Big data, defined as too large or complex to be captured, analyzed, or stored by conventional data processing methods, has captured the world’s attention in recent years. The inception of many new and inexpensive ways to collect large amounts of data (think Fitbit® and genome sequencing), has unlocked new and boundless potential to inform practices in business, government, health care, and beyond.

MartinZandNEWWhen it comes to health care and medical research, data abounds. Data is collected in real time by medical devices, such as EEG, and new technological devices, such as consumer fitness monitors or wearable health monitors. Millions of clinical images, laboratory results, and electronic medical records are produced every day. Massive amounts of de-identified patient data are also available from national registries and Medicare. The human genome is itself a treasure trove of information and the Precision Medicine Initiative Cohort aims to collect and analyze one million genome sequences. All of these examples show that the US has numerous resources and a preponderance of big data that could be used to improve health care in the US … and it sure could use some improvement.

It’s no secret that the US overpays and under performs in the health care sector compared to other nations. We pump much more money – most of which comes from private sources – into health care than any other nation in the world and yet we have shorter life spans and higher infant mortality than countries who spend less on health care.
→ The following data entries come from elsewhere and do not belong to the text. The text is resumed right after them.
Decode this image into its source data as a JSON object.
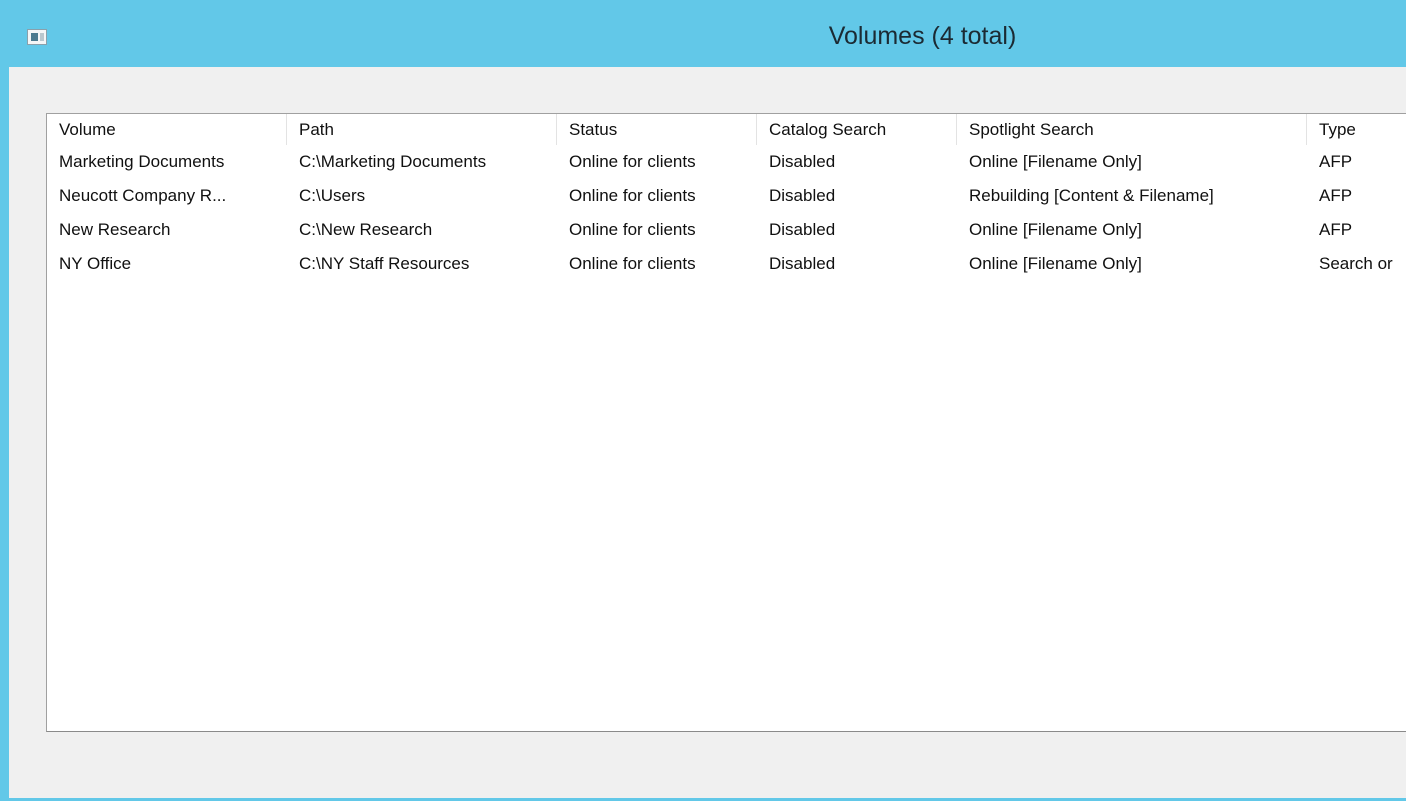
{
  "window": {
    "title": "Volumes (4 total)",
    "icon": "app-window-icon"
  },
  "table": {
    "columns": [
      "Volume",
      "Path",
      "Status",
      "Catalog Search",
      "Spotlight Search",
      "Type"
    ],
    "rows": [
      [
        "Marketing Documents",
        "C:\\Marketing Documents",
        "Online for clients",
        "Disabled",
        "Online [Filename Only]",
        "AFP"
      ],
      [
        "Neucott Company R...",
        "C:\\Users",
        "Online for clients",
        "Disabled",
        "Rebuilding [Content & Filename]",
        "AFP"
      ],
      [
        "New Research",
        "C:\\New Research",
        "Online for clients",
        "Disabled",
        "Online [Filename Only]",
        "AFP"
      ],
      [
        "NY Office",
        "C:\\NY Staff Resources",
        "Online for clients",
        "Disabled",
        "Online [Filename Only]",
        "Search or"
      ]
    ]
  },
  "colors": {
    "titlebar": "#62c8e8",
    "client_bg": "#f0f0f0",
    "list_bg": "#ffffff"
  }
}
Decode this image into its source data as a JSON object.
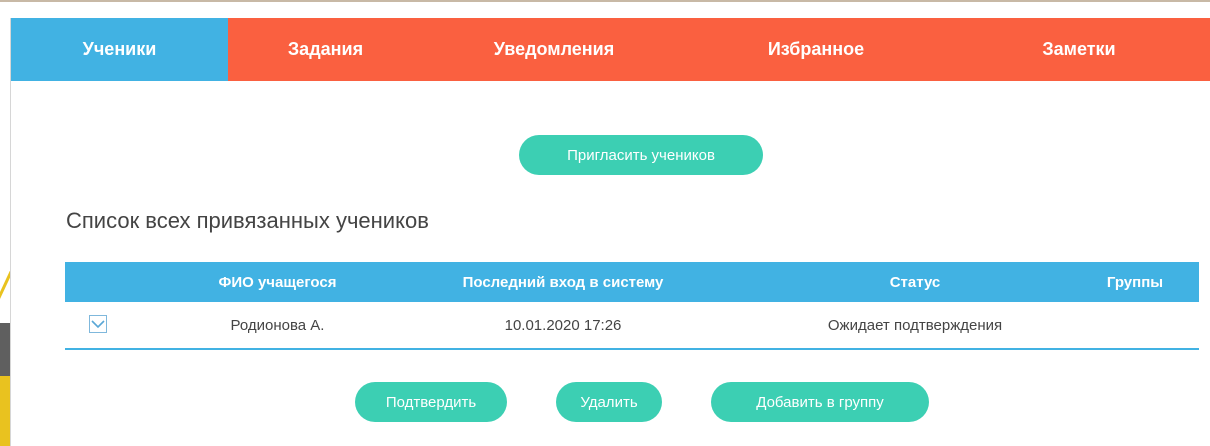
{
  "tabs": [
    {
      "label": "Ученики",
      "active": true
    },
    {
      "label": "Задания",
      "active": false
    },
    {
      "label": "Уведомления",
      "active": false
    },
    {
      "label": "Избранное",
      "active": false
    },
    {
      "label": "Заметки",
      "active": false
    }
  ],
  "invite_button": "Пригласить учеников",
  "section_title": "Список всех привязанных учеников",
  "table": {
    "headers": {
      "name": "ФИО учащегося",
      "last_login": "Последний вход в систему",
      "status": "Статус",
      "groups": "Группы"
    },
    "rows": [
      {
        "name": "Родионова А.",
        "last_login": "10.01.2020 17:26",
        "status": "Ожидает подтверждения",
        "groups": ""
      }
    ]
  },
  "actions": {
    "confirm": "Подтвердить",
    "delete": "Удалить",
    "add_to_group": "Добавить в группу"
  },
  "colors": {
    "tab_active": "#41b2e3",
    "tab_bar": "#fa6040",
    "button": "#3ccfb3",
    "table_header": "#41b2e3"
  },
  "icons": {
    "row_expand": "chevron-down-icon"
  }
}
According to The Commonwealth Fund Executive Rankings from 2014, although the US health care system does well in terms of safety and overall efficacy of medical care, it ranks poorly overall and in terms of health care efficiency, equity, and in the health of our daily lives.

However, the boundless potential offered by big health care data will remain untapped if data analysis methods fail to keep pace with data collection. In his talk, Zand suggested that we need to remove obstacles of data sharing and use, improve data visualization and train researchers and health care professionals on how to collect and handle data. Then we can use this data to figure out who is doing things well – in terms of health care data analysis and health care outcomes – and emulate them. Using big data, we could predict when and where adverse events might occur, and intervene before they happen. Similarly, we could predict risk of disease in patients from their genetic data and implement preventative medicine. Data science can also help us figure out why quality and cost of health care varies across the nation and how to standardize it, how to get health care to remote areas efficiently, and how to leverage networking between healthcare providers.

There are many issues in the US health care system that could be addressed using big data. Zand urges researchers to clearly identify issues needing intervention, try many different methods of analyzing the data, ensure the data is accurate and reliable, and to share their results.  That is one promising path to transforming US health care in the new era of big data.